- Engineering, planning and design
- Environmental management and technology
- Public, media and/or community relations
- Security and emergency management
- Worker safety - OSHA - Maritime Industry
Furthermore, ports indirectly support the creation of jobs in port-related sectors such as transportation, distribution and supply chain management. For example, trucktrucksHeavy automotive vehicles used to transport cargo. In the maritime industry, cargo is often carried by tractor-trailers. The tractor is the front part of the vehicle, also called a cab. The trailer is the detachable wheeled chassis behind the tractor, on which containers or other cargoes are placed. drivers who service port facilities play a vital role in moving goods from containers coming into the port to interim locations or to their final destinations.

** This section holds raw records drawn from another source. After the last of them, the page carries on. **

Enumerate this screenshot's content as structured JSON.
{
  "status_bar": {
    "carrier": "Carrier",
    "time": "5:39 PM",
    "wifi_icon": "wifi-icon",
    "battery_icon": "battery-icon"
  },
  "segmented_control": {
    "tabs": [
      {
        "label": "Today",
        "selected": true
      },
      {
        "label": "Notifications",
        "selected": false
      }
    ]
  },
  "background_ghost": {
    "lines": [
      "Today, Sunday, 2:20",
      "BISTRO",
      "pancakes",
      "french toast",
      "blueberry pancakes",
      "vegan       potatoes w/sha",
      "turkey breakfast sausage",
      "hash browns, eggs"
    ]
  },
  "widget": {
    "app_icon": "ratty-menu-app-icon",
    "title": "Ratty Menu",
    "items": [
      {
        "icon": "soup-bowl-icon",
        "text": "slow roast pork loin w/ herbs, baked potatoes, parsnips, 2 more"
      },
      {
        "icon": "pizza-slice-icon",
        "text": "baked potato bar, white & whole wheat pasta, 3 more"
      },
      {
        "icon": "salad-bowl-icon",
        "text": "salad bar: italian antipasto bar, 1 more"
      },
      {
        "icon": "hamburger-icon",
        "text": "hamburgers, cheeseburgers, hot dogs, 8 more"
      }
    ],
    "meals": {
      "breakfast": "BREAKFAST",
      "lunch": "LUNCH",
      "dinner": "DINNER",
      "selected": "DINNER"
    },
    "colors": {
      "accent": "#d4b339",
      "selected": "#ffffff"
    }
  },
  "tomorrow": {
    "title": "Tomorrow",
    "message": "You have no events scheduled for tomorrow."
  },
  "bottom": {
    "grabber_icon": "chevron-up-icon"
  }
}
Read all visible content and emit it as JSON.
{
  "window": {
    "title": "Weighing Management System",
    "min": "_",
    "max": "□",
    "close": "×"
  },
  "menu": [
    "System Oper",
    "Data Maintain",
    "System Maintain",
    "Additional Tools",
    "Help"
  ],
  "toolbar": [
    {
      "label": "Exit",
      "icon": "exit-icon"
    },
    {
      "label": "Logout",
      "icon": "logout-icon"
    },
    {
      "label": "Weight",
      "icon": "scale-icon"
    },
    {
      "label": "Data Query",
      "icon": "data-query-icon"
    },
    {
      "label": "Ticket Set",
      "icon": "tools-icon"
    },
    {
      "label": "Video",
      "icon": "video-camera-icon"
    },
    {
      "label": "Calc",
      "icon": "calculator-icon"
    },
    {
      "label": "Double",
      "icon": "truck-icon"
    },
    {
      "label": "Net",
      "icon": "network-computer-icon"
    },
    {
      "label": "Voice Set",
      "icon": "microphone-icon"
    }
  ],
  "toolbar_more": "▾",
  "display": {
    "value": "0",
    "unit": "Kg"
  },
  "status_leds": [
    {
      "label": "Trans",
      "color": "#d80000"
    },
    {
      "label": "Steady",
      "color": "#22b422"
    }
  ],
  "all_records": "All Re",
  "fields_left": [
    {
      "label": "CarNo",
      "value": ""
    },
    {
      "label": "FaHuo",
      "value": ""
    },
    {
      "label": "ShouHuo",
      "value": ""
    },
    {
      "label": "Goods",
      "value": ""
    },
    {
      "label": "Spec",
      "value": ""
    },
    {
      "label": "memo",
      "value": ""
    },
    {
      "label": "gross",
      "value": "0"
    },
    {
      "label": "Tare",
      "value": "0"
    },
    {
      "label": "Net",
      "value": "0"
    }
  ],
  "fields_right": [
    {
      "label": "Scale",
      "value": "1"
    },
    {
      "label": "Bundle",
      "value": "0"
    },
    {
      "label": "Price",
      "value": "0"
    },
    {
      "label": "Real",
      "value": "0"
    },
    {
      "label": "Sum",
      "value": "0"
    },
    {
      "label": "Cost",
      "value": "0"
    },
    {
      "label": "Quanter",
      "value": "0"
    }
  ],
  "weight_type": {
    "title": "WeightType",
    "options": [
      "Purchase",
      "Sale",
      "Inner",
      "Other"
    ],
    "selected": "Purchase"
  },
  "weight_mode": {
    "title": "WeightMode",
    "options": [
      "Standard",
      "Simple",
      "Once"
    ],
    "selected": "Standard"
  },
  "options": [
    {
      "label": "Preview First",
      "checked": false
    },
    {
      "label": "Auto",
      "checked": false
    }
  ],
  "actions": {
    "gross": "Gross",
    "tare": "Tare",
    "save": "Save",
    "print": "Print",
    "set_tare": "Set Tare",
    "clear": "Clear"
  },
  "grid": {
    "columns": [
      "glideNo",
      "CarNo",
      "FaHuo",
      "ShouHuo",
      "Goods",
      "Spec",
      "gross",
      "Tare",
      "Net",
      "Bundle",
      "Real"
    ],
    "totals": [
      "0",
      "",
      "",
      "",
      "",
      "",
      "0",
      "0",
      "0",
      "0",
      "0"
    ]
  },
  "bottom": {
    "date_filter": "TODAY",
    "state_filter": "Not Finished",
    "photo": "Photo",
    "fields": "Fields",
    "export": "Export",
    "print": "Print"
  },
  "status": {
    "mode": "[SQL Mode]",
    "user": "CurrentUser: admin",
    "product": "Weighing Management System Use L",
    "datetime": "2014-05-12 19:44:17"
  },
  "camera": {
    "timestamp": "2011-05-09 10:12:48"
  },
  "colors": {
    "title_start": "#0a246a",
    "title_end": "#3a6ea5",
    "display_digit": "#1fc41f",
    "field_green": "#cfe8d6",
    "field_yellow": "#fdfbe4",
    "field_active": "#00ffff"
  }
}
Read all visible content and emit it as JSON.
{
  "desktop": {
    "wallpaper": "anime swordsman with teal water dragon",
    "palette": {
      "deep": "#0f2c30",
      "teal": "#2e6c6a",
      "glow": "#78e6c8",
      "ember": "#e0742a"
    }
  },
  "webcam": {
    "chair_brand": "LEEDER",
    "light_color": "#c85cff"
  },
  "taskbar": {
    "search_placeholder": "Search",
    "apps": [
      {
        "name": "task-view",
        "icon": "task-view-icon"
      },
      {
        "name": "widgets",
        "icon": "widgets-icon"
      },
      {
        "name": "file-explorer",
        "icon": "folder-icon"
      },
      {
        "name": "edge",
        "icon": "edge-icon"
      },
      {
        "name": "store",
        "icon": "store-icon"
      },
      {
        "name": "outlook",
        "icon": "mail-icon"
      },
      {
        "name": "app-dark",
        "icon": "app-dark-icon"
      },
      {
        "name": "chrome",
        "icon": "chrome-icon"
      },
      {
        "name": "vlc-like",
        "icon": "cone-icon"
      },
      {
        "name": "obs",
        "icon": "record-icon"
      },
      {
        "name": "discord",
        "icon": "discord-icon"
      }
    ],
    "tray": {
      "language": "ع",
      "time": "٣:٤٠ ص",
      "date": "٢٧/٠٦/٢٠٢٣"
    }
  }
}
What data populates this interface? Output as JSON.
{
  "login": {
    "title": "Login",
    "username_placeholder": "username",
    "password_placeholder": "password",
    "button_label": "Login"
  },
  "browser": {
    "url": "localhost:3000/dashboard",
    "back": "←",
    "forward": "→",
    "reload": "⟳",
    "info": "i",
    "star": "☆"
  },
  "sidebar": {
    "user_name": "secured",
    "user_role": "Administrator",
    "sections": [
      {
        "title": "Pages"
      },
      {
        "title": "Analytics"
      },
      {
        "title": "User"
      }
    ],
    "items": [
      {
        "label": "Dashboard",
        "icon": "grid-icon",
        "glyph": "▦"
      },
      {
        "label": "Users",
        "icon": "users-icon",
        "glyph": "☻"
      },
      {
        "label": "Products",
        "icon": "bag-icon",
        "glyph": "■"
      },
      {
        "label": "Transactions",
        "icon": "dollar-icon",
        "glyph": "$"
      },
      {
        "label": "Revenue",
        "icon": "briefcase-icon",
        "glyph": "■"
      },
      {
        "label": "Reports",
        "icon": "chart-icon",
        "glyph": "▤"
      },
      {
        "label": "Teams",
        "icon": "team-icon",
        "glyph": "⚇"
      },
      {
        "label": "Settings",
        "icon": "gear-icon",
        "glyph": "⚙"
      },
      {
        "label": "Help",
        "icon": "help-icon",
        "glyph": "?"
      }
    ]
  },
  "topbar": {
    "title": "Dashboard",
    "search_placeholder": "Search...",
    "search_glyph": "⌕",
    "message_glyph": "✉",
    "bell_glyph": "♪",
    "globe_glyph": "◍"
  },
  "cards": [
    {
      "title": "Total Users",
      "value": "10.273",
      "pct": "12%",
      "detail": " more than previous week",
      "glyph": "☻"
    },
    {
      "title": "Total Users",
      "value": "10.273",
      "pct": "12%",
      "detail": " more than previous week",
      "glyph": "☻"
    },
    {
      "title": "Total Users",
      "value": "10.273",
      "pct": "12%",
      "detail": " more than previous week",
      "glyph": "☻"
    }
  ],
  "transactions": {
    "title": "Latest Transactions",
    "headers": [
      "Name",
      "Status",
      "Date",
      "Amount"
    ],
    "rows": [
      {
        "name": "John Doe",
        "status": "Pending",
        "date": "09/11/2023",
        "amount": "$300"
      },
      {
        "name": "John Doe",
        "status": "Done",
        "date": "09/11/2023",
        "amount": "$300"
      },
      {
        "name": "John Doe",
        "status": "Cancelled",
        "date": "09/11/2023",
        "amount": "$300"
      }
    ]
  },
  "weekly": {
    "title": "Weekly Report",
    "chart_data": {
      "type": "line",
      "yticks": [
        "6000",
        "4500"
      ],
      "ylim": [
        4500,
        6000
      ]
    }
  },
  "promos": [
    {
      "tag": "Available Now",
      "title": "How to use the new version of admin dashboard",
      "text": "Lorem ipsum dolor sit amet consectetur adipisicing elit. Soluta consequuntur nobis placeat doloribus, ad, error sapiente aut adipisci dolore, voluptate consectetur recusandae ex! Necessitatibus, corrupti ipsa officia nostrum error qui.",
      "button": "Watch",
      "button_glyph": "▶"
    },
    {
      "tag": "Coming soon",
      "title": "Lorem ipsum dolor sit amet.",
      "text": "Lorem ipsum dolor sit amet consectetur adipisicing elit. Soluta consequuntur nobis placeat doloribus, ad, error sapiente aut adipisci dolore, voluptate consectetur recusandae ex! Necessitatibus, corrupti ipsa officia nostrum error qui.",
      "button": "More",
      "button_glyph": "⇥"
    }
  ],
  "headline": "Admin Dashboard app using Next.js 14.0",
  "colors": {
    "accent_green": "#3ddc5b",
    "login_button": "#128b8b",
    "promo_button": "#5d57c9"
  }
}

Whether a worker is classified as an employee or an independent contractor can have a significant impact on the quality of working conditions, compensation and labor protections. According to the 2014 report The Big Rig Overhaul: Restoring Middle-Class Jobs at America’s Ports through Labor Law Enforcement, 49,000 of the nation’s 75,000 port truck drivers are misclassified as independent contractors.2 The report explores the implications of misclassification and addresses questions about fair pay, workers compensation and federal tax payment.
Labor Unions, Workers and Ports
Many ports have labor unions that negotiate on behalf of members for better wages and working conditions. These unions can have powerful voices in port decision-making processes. During negotiations, they can employ tactics such as strikes or other job actions, which can significantly impact port operations.
MaritimeMaritimeLocated on or near the sea. Commerce or navigation by sea. The maritime industry includes people working for transportation (ship, rail, truck and towboat/barge) companies, freight forwarders and customs brokers; stevedoring companies; labor unions; chandlers; warehouses; ship building and repair firms; importers/exporters; pilot associations, etc. labor agreements (especially when disputes arise) between unions, shipping lines, and terminal operators can greatly influence numerous issues impacting workers, nearby communities, and business owners and consumers nationwide, such as:
Recent union concerns have included:3
- Loss of jobs due to port automation
- Introduction of private, intermodalintermodalUsed to indicate movements of cargo containers interchangeably between transport modes – i.e. motor, water and air carriers – and where the equipment is compatible within multiple systems. For example, boxes of hot sauce from Louisiana are stuffed into metal boxes called containers at the factory. That container is put onto a truck chassis (or a railroad flat car) and moved to a port. There the container is lifted off the vehicle and lifted onto a ship. At the receiving port, the process is reversed. Intermodal transportation uses few laborers and speeds up the delivery time. equipment owners that may employ non-union labor
- Safety concerns associated with terminal modernization
The Impact of Port Labor/Management Disputes on Port-Related Jobs
Dynamics between labor unions and port authorities are not isolated. Their complex dynamics can easily have a broad ripple effect and impact workers and businesses in port-related sectors. In severe instances, the impact can extend beyond the immediately affected region.
For example, port truck drivers who operate as independent contractors are paid based on each run they make and are responsible for the maintenance and operating expenses of their trucks. When shipments and loading/unloading of vesselvesselA ship or large boat.s slow down significantly due to labor disputes, these truck drivers don’t get paid. In addition, the resulting congestion at ports adversely impacts near-port communities and businesses.